AIM OF THE TASK. Whenever a line in the data holds the string "screenshot", pull that line out.

====================

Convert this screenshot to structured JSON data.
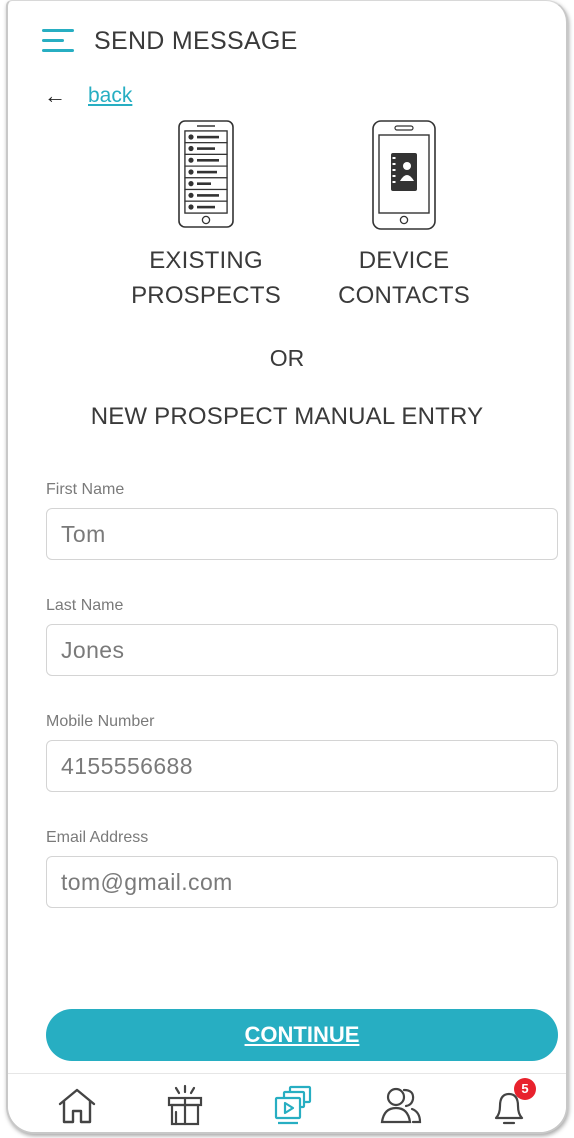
{
  "header": {
    "title": "SEND MESSAGE"
  },
  "back": {
    "arrow": "←",
    "label": "back"
  },
  "options": [
    {
      "line1": "EXISTING",
      "line2": "PROSPECTS",
      "icon": "phone-list-icon"
    },
    {
      "line1": "DEVICE",
      "line2": "CONTACTS",
      "icon": "phone-contacts-icon"
    }
  ],
  "or_label": "OR",
  "manual_entry_label": "NEW PROSPECT MANUAL ENTRY",
  "form": {
    "first_name": {
      "label": "First Name",
      "value": "Tom"
    },
    "last_name": {
      "label": "Last Name",
      "value": "Jones"
    },
    "mobile": {
      "label": "Mobile Number",
      "value": "4155556688"
    },
    "email": {
      "label": "Email Address",
      "value": "tom@gmail.com"
    }
  },
  "continue_label": "CONTINUE",
  "nav": {
    "items": [
      "home-icon",
      "gift-icon",
      "media-icon",
      "people-icon",
      "bell-icon"
    ],
    "notifications_count": "5"
  },
  "colors": {
    "accent": "#27aec2",
    "badge": "#e8222d",
    "text": "#3a3a3a"
  }
}
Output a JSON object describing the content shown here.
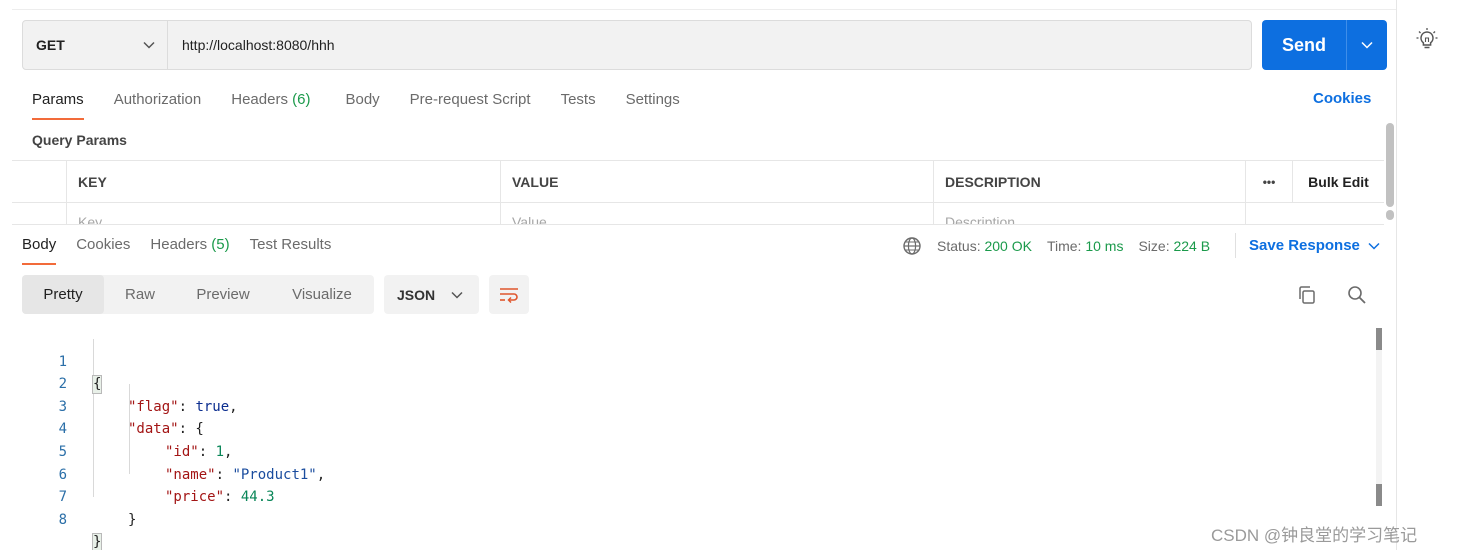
{
  "request": {
    "method": "GET",
    "url": "http://localhost:8080/hhh",
    "send_label": "Send"
  },
  "request_tabs": [
    {
      "label": "Params",
      "active": true
    },
    {
      "label": "Authorization"
    },
    {
      "label": "Headers",
      "count": "(6)"
    },
    {
      "label": "Body"
    },
    {
      "label": "Pre-request Script"
    },
    {
      "label": "Tests"
    },
    {
      "label": "Settings"
    }
  ],
  "cookies_link": "Cookies",
  "query_params": {
    "title": "Query Params",
    "columns": {
      "key": "KEY",
      "value": "VALUE",
      "description": "DESCRIPTION",
      "more": "•••",
      "bulk_edit": "Bulk Edit"
    },
    "placeholders": {
      "key": "Key",
      "value": "Value",
      "description": "Description"
    }
  },
  "response_tabs": [
    {
      "label": "Body",
      "active": true
    },
    {
      "label": "Cookies"
    },
    {
      "label": "Headers",
      "count": "(5)"
    },
    {
      "label": "Test Results"
    }
  ],
  "response_status": {
    "status_label": "Status:",
    "status_value": "200 OK",
    "time_label": "Time:",
    "time_value": "10 ms",
    "size_label": "Size:",
    "size_value": "224 B",
    "save_label": "Save Response"
  },
  "view_modes": [
    {
      "label": "Pretty",
      "active": true
    },
    {
      "label": "Raw"
    },
    {
      "label": "Preview"
    },
    {
      "label": "Visualize"
    }
  ],
  "format": "JSON",
  "code_lines": [
    {
      "n": "1",
      "text": "{"
    },
    {
      "n": "2",
      "text": "\"flag\": true,"
    },
    {
      "n": "3",
      "text": "\"data\": {"
    },
    {
      "n": "4",
      "text": "\"id\": 1,"
    },
    {
      "n": "5",
      "text": "\"name\": \"Product1\","
    },
    {
      "n": "6",
      "text": "\"price\": 44.3"
    },
    {
      "n": "7",
      "text": "}"
    },
    {
      "n": "8",
      "text": "}"
    }
  ],
  "watermark": "CSDN @钟良堂的学习笔记",
  "colors": {
    "accent": "#0d6fe0",
    "active_tab": "#f26b3a",
    "success": "#1b9a4b"
  },
  "icons": [
    "chevron-down-icon",
    "lightbulb-icon",
    "globe-icon",
    "wrap-lines-icon",
    "copy-icon",
    "search-icon"
  ]
}
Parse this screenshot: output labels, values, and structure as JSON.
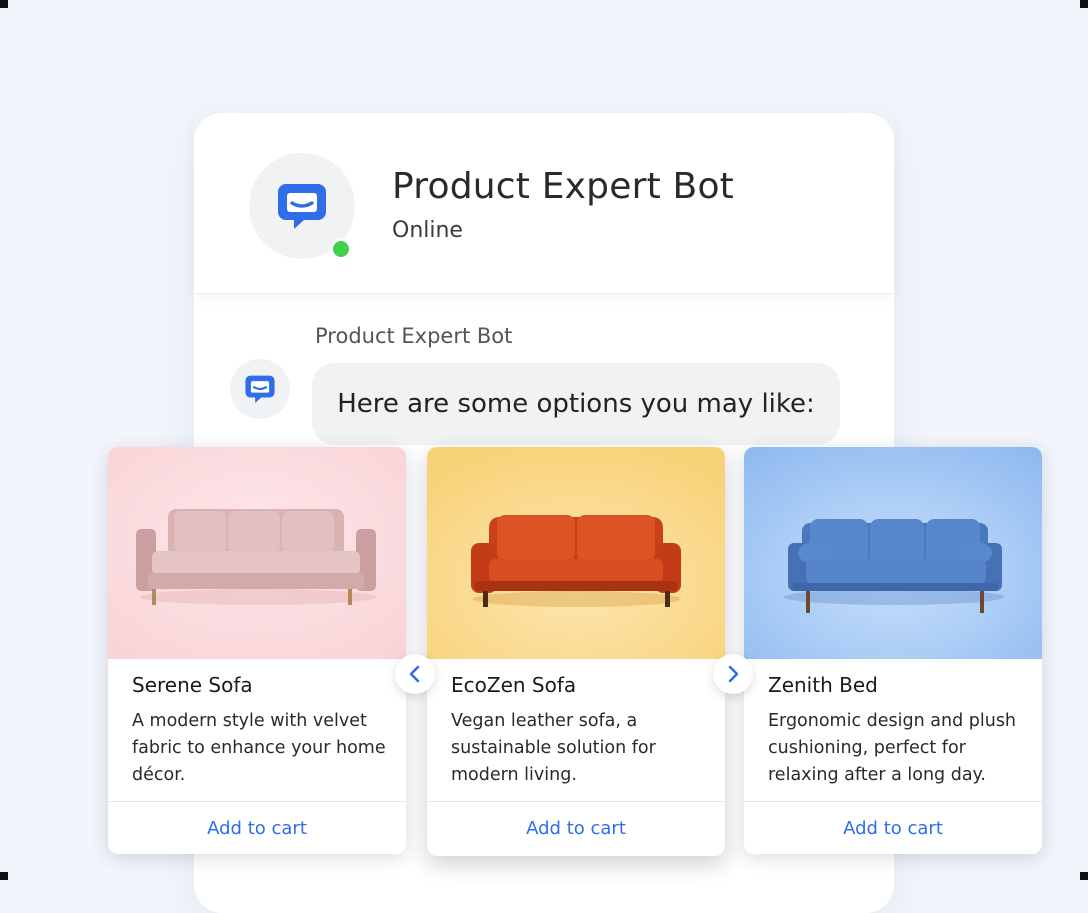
{
  "bot": {
    "name": "Product Expert Bot",
    "status": "Online"
  },
  "message": {
    "sender": "Product Expert Bot",
    "text": "Here are some options you may like:"
  },
  "products": [
    {
      "title": "Serene Sofa",
      "description": "A modern style with velvet fabric to enhance your home décor.",
      "button": "Add to cart"
    },
    {
      "title": "EcoZen Sofa",
      "description": "Vegan leather sofa, a sustainable solution for modern living.",
      "button": "Add to cart"
    },
    {
      "title": "Zenith Bed",
      "description": "Ergonomic design and plush cushioning, perfect for relaxing after a long day.",
      "button": "Add to cart"
    }
  ],
  "icons": {
    "bot_avatar": "chat-bubble-icon",
    "prev": "chevron-left-icon",
    "next": "chevron-right-icon"
  },
  "colors": {
    "accent": "#2f6ee8",
    "online": "#3fd14a",
    "card1_bg": "#fbdde0",
    "card2_bg": "#fbd98a",
    "card3_bg": "#a9cdf5"
  }
}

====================

SOLUTION TO THIS EXERCISE.
Convert this screenshot to structured JSON data.
Parse this screenshot: output labels, values, and structure as JSON.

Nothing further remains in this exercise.